In one of my first posts, I spoke about change and how people and companies handle it. We can see now that a vast majority of the people want the status quo to change but they are afraid that it simply won’t. The people who didn’t vote for Obama seem to have forgotten the recession was a long time in coming, that it was his fault. His supporters blame him for the fact that he hasn’t lived up to their ideological standard. Everybody is expecting change, in the economy, in politics and it appears it may not show up anytime soon.
Now loom darker clouds on the horizon-the dread double dip recession (key thunder-clap and spooky pipe organ music). I don’t agree. I don’t know if it could be called optimism or pessimism, but tend to agree with Larry Doyle’s assessment. We can’t be entering a double dip because we haven’t really come out of the first phase of the recession. Continue reading
Everybody is wondering where the jobs are?
Every time you see a story about why more hiring isn’t going on, the reporters always seem to be talking to this or that manager of a major investment firm. The lead figures of these investment firms always begin talking about companies levels of uncertainty, with Washington, with debt crisis in Europe, instability in the markets. See this.
But why aren’t they talking to the guy who owns the hardware shop down the road, or the steam cleaning service, or the dog grooming/boarding company or the widget manufacturer or any of the thousands of small business across the country that employ the vast majority of Americans. It isn’t because they can’t get loans; loan requests by business are down. And who needs a loan when American businesses are sitting on bucket loads of cash? Continue reading

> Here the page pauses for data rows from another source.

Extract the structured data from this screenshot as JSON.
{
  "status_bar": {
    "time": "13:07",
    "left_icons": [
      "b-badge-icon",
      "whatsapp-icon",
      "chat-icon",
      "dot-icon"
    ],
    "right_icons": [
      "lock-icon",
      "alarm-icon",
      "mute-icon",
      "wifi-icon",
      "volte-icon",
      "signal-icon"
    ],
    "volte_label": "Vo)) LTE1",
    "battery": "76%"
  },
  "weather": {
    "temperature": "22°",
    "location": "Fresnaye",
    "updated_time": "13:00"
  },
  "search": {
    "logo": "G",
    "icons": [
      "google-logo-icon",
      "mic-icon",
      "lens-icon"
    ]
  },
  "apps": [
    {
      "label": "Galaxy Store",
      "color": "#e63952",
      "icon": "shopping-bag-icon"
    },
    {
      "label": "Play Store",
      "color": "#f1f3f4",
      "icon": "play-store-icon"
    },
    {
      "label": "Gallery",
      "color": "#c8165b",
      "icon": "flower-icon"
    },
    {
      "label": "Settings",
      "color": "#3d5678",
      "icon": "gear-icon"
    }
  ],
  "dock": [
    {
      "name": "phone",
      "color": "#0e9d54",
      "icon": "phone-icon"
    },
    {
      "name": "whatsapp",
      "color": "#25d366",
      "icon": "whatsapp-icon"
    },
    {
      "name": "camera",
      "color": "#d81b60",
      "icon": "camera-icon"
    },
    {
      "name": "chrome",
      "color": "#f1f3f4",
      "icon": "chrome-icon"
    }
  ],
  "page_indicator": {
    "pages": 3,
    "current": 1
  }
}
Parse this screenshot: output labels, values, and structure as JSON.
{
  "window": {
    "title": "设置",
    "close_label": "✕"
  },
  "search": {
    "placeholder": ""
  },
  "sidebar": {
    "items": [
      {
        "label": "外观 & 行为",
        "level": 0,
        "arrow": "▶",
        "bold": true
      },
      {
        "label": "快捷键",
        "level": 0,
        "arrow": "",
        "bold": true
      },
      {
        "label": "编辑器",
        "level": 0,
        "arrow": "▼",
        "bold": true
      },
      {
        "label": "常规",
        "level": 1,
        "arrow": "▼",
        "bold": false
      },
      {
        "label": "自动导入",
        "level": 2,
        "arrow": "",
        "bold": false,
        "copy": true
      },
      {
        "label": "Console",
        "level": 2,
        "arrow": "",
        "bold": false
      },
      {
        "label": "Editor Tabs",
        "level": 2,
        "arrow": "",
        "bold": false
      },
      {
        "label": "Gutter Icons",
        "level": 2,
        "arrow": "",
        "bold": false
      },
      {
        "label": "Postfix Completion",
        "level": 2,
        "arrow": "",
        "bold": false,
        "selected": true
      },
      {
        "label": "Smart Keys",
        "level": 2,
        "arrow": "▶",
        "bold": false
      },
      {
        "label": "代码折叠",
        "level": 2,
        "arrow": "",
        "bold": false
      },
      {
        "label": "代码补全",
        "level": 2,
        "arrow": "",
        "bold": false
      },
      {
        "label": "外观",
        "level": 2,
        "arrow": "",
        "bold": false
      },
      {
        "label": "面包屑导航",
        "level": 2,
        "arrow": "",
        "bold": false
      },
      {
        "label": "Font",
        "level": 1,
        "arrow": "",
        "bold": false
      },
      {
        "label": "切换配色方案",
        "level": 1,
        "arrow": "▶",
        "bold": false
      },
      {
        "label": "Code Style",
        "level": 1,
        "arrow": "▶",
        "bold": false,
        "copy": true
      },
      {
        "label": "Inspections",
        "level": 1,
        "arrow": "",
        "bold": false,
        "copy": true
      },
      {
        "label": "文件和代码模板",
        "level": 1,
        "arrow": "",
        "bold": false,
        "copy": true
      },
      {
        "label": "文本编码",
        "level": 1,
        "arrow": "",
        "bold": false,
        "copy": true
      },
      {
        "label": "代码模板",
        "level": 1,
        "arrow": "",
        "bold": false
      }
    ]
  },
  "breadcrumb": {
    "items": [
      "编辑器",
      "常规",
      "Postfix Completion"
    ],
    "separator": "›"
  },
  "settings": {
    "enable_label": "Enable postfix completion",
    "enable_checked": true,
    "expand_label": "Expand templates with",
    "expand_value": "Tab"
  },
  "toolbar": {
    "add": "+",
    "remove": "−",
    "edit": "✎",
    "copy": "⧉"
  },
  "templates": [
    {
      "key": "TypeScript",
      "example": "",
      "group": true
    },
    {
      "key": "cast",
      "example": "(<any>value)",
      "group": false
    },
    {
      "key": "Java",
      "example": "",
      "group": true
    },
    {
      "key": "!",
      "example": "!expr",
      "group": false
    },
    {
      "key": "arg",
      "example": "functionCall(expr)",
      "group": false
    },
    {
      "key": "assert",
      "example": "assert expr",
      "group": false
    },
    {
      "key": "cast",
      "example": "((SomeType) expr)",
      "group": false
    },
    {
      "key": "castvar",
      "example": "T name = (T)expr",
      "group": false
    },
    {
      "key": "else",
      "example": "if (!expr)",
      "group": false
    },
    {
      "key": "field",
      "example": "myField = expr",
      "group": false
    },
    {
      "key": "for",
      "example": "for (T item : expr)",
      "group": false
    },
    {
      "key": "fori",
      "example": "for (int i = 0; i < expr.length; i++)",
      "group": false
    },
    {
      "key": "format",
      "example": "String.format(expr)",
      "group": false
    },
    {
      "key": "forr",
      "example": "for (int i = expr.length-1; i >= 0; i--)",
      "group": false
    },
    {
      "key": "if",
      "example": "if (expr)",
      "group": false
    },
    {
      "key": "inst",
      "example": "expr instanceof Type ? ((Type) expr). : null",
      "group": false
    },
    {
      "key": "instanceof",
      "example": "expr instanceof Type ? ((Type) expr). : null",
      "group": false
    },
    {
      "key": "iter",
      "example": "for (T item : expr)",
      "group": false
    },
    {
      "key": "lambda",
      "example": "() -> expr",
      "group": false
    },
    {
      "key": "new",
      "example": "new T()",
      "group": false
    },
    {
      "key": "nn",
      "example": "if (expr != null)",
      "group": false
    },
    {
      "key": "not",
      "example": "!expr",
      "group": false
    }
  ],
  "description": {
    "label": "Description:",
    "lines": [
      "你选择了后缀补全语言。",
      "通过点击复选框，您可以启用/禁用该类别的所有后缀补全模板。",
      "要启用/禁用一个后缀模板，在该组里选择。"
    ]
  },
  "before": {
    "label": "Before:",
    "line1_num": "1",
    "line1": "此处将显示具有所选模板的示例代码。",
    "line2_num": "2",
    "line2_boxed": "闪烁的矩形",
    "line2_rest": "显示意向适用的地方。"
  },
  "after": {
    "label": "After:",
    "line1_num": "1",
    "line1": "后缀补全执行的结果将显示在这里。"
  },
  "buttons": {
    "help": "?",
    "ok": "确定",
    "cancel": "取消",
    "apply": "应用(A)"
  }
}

Given all the rhetoric about spending and what not over the recent debt ceiling rise debate, I thought that I would put forth two ideas I have to fix the tax code. Both of them are fairly simple to implement and for the individual taxpayers to understand. Here they are.
Tax Plan 1-The Tea Party Tax Plan:
This plan eliminates all taxes, federal, state and local, no income tax, so sales tax, no property tax, even the ‘death’ tax is gone. It cuts out all fees and regulation costs. The individual and businesses are able to keep 100% of what they earn. Continue reading
There have been a great many changes witnessed by human beings, some better than others. Here I would like to look at a few items or events throughout history and how different peoples reacted to them. The first on this list is the printing press. Continue reading
In the 1970s the FDA carried out, on average, around 10,000 inspections per year. During the fifties, sixties and seventies the interstate system and the national power grid were constructed, numerous schools and universities built amongst many other projects that changed the way people lived, communicated and traveled for decades to come.
Oliver Wendell Holmes, Supreme Court Justice, said that “taxes are the price we pay to live in a civilized society.” Continue reading